The Wells Fargo Center has quietly beefed up its sign policy to include a ban on political materials amid ongoing tension between the NBA and China over support for the pro-democracy movement in Hong Kong, just as the 76ers began their 2019-20 season.

Fans are allowed to bring signs, banners, posters, and flags into the arena, but on Wednesday, the policy was amended to ban content that staff at the center deems “political, ideological, or commercial in nature.”

The new policy, enacted before that night’s game, also now prohibits fans from hanging or taping signs over any part of the building, and bans the construction or display of any material that obstructs or interrupts the experience for other fans or guests.

The Wells Fargo Center's new policy on fan signs.
Wells Fargo Center
The Wells Fargo Center's new policy on fan signs.

Previously, the policy simply said that signs “may not be attached to stick/pole” and “must be in good taste.”

The old Wells Fargo Center sign policy.
Wells Fargo Center
The old Wells Fargo Center sign policy.

A spokesperson for the Wells Fargo Center said the policy change was part of regular updates that often happen at the beginning of a league season. The Sixers deferred comment on the policy to the Wells Fargo Center.

CBS3′s Alexandria Hoff initially reported that two fans were ejected by the center Wednesday because they were wearing shirts supporting the pro-democracy movement in Hong Kong. But Hoff later deleted her tweet, and a spokesperson for the arena said no fans were officially ejected from Wednesday’s game for China-related attire. Neither of the men responded to a request for comment.

During the NBA preseason, earlier this month, two fans holding “Free Hong Kong” signs were ejected from the stadium during an exhibition game against the Guangzhou Loong-Lions of the Chinese Basketball Association. A spokesperson for the center said that the two were ejected after being warned repeatedly about being disruptive, and that other fans around them were complaining.

Protests about China continue to be a thorn in the side of the NBA, which is grappling with the ramifications of a tweet sent (and quickly deleted) by Houston Rockets general manager Daryl Morey earlier this month that offered support for the protesters in Hong Kong. The Rockets have been particularly popular in China, where basketball is popular, since drafting Yao Ming, the country’s most-famous basketball player, in 2002.

At the Sixers home opener, a pro-Hong Kong group of about 15 people wearing yellow T-shirts protested outside SEPTA’s NRG Station, but did not go inside the arena.

And on Tuesday, a group of protesters wore shirts that read “Fight for Freedom Stand for Hong Kong” outside the Staples Center in Los Angeles ahead of the Lakers’ season opener. Some fans were seen wearing them inside the stadium during the game, but there were no reports of ejections.

Capital One Arena in Washington, where “Free Hong Kong” signs were confiscated during a preseason game, prohibits signs that are “commercial or political in nature.” But many other arenas around the league don’t appear to have specific bans on political material. Madison Square Garden in New York City, the Barclays Center in Brooklyn, and TD Garden in Boston all ban obscene or derogatory signs but don’t prohibit political material outright.

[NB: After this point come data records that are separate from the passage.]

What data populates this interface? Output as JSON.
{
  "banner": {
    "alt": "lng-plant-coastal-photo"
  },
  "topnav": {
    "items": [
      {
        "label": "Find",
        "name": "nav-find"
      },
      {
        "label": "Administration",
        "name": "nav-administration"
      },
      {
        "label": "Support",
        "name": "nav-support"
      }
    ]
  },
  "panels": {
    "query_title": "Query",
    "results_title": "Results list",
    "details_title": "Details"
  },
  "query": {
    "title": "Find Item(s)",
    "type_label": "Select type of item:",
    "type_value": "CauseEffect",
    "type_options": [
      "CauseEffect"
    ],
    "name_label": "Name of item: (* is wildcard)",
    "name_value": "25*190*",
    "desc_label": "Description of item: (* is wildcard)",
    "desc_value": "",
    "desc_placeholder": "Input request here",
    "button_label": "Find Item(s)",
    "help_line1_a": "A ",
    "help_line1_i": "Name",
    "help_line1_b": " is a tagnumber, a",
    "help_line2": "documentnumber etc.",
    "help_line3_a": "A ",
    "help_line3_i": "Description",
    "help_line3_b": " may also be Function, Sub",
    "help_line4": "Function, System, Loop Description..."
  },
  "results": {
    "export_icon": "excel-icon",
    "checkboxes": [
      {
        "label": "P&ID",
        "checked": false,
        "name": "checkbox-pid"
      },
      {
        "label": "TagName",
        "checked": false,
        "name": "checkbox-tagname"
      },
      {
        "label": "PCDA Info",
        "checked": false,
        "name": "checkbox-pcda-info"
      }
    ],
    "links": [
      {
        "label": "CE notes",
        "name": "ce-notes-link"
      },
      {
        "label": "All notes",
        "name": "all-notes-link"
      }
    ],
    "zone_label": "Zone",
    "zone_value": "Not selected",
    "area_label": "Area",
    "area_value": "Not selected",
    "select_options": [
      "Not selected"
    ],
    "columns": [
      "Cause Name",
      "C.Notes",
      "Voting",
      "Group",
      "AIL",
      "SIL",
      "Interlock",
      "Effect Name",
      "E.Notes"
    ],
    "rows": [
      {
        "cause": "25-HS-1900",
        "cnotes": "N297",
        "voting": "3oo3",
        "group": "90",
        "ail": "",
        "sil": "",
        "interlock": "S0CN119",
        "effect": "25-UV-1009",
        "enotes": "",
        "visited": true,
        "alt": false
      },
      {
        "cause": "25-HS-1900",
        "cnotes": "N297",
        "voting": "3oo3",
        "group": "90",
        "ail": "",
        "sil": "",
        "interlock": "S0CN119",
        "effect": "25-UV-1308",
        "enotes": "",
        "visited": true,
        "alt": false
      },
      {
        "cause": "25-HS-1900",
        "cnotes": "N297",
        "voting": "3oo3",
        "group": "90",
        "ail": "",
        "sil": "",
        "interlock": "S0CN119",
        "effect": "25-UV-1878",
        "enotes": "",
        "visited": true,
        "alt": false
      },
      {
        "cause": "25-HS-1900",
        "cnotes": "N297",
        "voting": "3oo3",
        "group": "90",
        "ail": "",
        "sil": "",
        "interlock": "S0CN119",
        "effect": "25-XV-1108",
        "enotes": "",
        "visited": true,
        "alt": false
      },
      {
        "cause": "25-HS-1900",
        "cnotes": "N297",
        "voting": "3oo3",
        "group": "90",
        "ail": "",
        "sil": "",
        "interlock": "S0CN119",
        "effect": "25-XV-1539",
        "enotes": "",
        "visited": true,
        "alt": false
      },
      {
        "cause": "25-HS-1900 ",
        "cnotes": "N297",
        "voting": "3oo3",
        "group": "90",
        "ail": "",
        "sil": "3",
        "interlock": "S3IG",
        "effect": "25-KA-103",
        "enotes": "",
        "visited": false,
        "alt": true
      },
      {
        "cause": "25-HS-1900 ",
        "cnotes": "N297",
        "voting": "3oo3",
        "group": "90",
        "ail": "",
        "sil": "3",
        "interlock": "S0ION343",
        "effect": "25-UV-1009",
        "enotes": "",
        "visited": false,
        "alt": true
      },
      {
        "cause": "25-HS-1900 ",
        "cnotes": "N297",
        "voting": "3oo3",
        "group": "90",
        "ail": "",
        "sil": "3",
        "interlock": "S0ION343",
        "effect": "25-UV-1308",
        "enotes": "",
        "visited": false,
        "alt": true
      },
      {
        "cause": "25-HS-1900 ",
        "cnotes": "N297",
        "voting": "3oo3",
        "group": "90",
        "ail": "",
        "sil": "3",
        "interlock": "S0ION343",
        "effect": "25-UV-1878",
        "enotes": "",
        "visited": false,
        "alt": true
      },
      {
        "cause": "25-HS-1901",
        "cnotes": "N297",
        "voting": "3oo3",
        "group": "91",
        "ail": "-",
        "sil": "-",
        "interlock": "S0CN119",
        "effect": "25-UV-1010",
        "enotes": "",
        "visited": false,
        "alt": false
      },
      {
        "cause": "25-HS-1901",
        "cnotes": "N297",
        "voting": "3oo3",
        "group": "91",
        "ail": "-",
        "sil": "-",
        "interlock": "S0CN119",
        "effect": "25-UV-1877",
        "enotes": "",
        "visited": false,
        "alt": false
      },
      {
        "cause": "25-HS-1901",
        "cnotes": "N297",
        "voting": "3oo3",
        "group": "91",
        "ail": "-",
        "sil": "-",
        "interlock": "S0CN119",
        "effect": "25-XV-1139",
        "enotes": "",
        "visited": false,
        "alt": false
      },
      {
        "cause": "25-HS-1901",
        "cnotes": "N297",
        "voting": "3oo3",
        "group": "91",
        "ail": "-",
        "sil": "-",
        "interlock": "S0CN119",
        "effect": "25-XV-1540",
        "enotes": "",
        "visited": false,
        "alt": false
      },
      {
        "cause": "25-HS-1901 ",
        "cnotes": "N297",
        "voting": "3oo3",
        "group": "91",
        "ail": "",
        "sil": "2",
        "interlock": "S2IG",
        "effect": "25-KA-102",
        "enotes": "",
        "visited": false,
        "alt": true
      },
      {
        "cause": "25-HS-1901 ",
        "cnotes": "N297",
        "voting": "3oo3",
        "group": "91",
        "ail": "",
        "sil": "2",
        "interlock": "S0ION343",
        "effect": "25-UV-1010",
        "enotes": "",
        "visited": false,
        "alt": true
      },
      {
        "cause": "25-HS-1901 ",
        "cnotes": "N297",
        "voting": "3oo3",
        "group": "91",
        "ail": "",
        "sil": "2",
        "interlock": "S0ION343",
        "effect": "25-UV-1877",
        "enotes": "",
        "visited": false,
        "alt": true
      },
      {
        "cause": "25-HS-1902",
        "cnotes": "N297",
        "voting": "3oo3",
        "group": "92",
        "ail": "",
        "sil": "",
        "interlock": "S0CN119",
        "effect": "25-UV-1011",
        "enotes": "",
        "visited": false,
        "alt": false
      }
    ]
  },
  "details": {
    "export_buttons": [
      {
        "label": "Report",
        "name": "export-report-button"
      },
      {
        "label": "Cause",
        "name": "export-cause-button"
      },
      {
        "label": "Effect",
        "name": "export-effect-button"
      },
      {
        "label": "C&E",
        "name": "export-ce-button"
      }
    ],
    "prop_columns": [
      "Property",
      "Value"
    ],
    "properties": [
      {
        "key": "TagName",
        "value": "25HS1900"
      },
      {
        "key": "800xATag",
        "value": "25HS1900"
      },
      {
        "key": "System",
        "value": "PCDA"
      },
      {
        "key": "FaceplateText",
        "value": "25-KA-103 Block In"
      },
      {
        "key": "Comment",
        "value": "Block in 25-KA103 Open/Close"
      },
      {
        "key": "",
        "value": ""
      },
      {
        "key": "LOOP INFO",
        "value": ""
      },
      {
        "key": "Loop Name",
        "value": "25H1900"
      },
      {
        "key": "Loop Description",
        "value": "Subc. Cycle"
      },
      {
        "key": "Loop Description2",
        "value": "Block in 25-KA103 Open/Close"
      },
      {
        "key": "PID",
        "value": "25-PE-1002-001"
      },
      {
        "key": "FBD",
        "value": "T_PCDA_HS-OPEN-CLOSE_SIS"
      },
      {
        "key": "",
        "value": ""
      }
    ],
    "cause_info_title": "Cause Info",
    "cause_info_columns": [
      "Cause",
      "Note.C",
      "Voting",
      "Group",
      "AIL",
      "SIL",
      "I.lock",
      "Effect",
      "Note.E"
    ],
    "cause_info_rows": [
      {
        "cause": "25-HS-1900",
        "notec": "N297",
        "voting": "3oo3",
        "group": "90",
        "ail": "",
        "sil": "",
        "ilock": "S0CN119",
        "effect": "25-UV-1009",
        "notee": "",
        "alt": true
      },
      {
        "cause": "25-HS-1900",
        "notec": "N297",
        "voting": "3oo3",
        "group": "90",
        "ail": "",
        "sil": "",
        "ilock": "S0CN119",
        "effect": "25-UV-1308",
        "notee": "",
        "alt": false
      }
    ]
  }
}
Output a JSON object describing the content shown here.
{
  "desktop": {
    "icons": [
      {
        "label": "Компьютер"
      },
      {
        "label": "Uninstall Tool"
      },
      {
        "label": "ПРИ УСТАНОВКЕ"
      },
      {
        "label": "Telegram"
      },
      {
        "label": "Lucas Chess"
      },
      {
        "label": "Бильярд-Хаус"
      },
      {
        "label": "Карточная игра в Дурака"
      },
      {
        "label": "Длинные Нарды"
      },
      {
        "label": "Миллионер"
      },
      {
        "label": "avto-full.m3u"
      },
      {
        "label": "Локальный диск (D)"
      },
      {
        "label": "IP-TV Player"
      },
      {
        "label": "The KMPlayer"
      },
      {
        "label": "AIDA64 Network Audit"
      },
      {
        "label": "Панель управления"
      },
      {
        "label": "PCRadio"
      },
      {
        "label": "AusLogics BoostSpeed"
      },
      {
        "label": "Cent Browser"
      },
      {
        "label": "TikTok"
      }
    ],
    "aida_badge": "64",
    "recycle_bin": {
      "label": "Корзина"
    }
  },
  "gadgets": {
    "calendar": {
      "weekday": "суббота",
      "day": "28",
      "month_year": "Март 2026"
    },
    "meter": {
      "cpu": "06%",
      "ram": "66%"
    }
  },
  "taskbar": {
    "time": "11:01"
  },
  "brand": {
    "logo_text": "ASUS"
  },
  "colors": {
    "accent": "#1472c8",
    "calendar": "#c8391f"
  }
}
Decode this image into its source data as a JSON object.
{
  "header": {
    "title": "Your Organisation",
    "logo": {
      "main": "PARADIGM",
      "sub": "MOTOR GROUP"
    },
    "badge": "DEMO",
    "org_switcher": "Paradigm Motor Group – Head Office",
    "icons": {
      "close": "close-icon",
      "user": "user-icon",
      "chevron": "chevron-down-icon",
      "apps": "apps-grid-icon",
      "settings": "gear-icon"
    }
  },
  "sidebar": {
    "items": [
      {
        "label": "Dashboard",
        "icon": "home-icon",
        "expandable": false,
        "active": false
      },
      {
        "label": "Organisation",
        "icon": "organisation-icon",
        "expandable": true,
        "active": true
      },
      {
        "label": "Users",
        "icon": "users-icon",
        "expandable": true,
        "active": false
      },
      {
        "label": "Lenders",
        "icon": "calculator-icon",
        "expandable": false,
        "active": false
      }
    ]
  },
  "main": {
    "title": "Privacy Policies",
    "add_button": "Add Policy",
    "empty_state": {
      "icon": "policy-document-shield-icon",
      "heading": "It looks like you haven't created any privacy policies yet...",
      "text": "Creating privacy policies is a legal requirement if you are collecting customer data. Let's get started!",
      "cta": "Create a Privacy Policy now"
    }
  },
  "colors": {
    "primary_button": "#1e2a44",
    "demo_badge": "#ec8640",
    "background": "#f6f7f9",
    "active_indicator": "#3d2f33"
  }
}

The situation has divided current and former players. Lakers superstar LeBron James drew heat for claiming Morey was “misinformed” about the situation in Hong Kong, while former Sixers great Charles Barkley said “trashing” China could hurt the pockets of both the NBA and Nike.

But fellow Hall of Famer Shaquille O’Neal said on TNT on Tuesday that regardless of business deals in China, people in America should be able to freely voice their opinions on the matter.

“Daryl Morey was right,” O’Neal said. “Whenever you see something going on wrong anywhere in the world, you should have the right to say that’s not right, and that’s what he did.”

The NBA’s opening night games did not air on Chinese state-owned TV, where they have traditionally been televised. Only the Lakers-Clippers game streamed on Tencent, with which the NBA signed a five-year, $1.5 billion streaming deal in July.

Chinese state TV threatened “retribution” against NBA commissioner Adam Silver for saying the Chinese government wanted him to fire Morey over his tweet. The threat was broadcast across the country Saturday night, according to the New York Times.